My Lifelong Journey With Depression Led To Three Suicide Attempts: This Is My Account Of The Last

I am tired of the stigma surrounding black women and mental health.
Publish date:
May 23, 2014
depression, mental health, suicide

When people would ask me how I was doing, I'd reply, “I’m okay.” I plastered a phony smile on my face, stuffed my feelings in an emotional pocket, and went about my daily grind. From an external view, my life in 2007 seemed wonderful.

I was in my third year of college at the University of North Carolina at Greensboro, and I shared a nice apartment with my boyfriend of one year. Together, we made enough money to live a comfortable life and our spare time was filled with exciting adventures and romantic getaways. But internally, I was drowning in self-doubt and depression.

Depression had been a close companion since my parent’s divorce when I was 8 years old. My journey with depression has been long and treacherous, filled with fits of rage, days of tears, and led to three suicide attempts. Excuses kept me in a constant state of confusion. I did not know if I was a deeply troubled youth who needed professional help, or if I was simply an angst-ridden teenager.

Late one cold night in October, after a series of unfortunate events, I swallowed 20 prescription pills and laid down in my apartment complex parking lot. I had become unhappy at my job and felt stressed about my intense college courses. I couldn't connect with my college classmates, and many of my old friends had distanced themselves from me. I was also dealing with unresolved self-esteem, body image issues, and anger/guilt about a past abuse.

As I writhed on the ground in physical pain, my phone started ringing. My boyfriend was on his way home and wanted to know if he needed to pick up dinner. I mumbled a few incoherent words as he recapped the events of his day. Suddenly he stopped.

“Tai’sha, are you okay? You sound like you are groaning. Are you in pain?”

“Not okay. I’m in pain. I took a lot of medicine and now I’m outside. I don’t think I’m gonna make it.”

I moaned and vomited on the sidewalk. I could feel my heart slamming into my ribcage. My thoughts were all over the place. I knew I was going to die. Somehow, my telephone disconnected and I closed my eyes. I wondered what he would think when he found me lifeless beside my car in a parking lot. As much as I wanted to care, I couldn’t fully process my emotions. I felt fear, anger, rage, and a deep longing to be a “normal” person.

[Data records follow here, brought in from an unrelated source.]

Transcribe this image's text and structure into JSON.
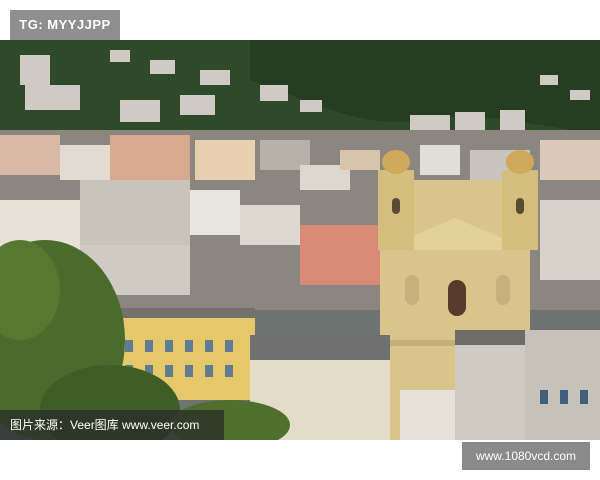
{
  "tag": {
    "text": "TG: MYYJJPP"
  },
  "caption": {
    "text": "图片来源：Veer图库 www.veer.com"
  },
  "watermark": {
    "text": "www.1080vcd.com"
  },
  "colors": {
    "hill": "#2f4a2a",
    "church": "#d9c58c",
    "roof": "#6f6c68",
    "sky_band": "#8e969a"
  }
}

The next couple of hours still play in my mind like a damaged video reel. Some moments are in high-definition and permanently singed into my memory. I can still feel the crisp autumn air on the back of my neck and the incessant churning in my stomach. I remember the horror in my boyfriend’s eyes and his trembling hands as he gathered me up in his arms. He let me lie down in the back seat of his car as he made his way to a nearby hospital. All I could see was flashes of streetlights mixed with ominous darkness.

During the car ride, I was not relieved about my impending death. Instead, I wanted to live. Other parts of my memory have failed me. I can’t recall some parts of that trip to the hospital and what conversations took place once we arrived.

When I woke up in the hospital, I was bombarded with questions from curious staff members. My boyfriend was also looking for an explanation for my behavior. I admitted my actions to him and he refused to abandon me. We spent the next few hours scrambling for a normal conversation. I wanted to know if we should spend Thanksgiving with his family or mine. He asked if I aced my Business Calculus test earlier that week. After a couple of hours and a few pamphlets full of resources, we went home.

As I surveyed my surroundings, I had an epiphany. I was tired. I didn’t want to walk the thin line between barely existing and desiring death. I wanted to fully experience happiness and joy. And, when sadness and grief came into the picture, I wanted to be able to process those emotions without feeling completely dejected.

A lot has changed in the past 7 years. After my suicide attempt, I decided to take my mental and emotional health into my own hands. With the support of my boyfriend, I began to see a therapist. Her practice was designed for people with low-income/no insurance and she poured her soul into helping others. I learned coping techniques, began journaling, and rediscovered my passion for poetry.

I was diagnosed with depression and seasonal affective disorder. For a while, I was on medication and it helped bring clarity and balance to my thought process. I stopped stuffing my feelings and started having real conversations with my loved ones about my emotions. And, I am now married and have two kids with that special guy -- my boyfriend from college.

Over the years, I have begun to open up about my story. To my surprise, other women around me had been through similar experiences. I found that many of my Black friends were suffering for the sake of being “strong Black women.” Many people avoided therapy and medication because they didn’t want to be labeled as a “crazy” person. Personally, I am tired of the stigmas surrounding mental health and depression.

I am not a therapist or mental health expert. I am a woman who has felt a lot of pain and tried to take my life. I still have my struggles, but I am fully invested in my emotional wellness. I may not be able to save the world, but I can use my platform as a writer to continue conversations about suicide and depression. The more we talk about it and the more information we share, the greater our chances are of saving someone’s life.

Reach out to others and ask them if they are okay. Smile at the sad looking man on the street. And, take care of yourself.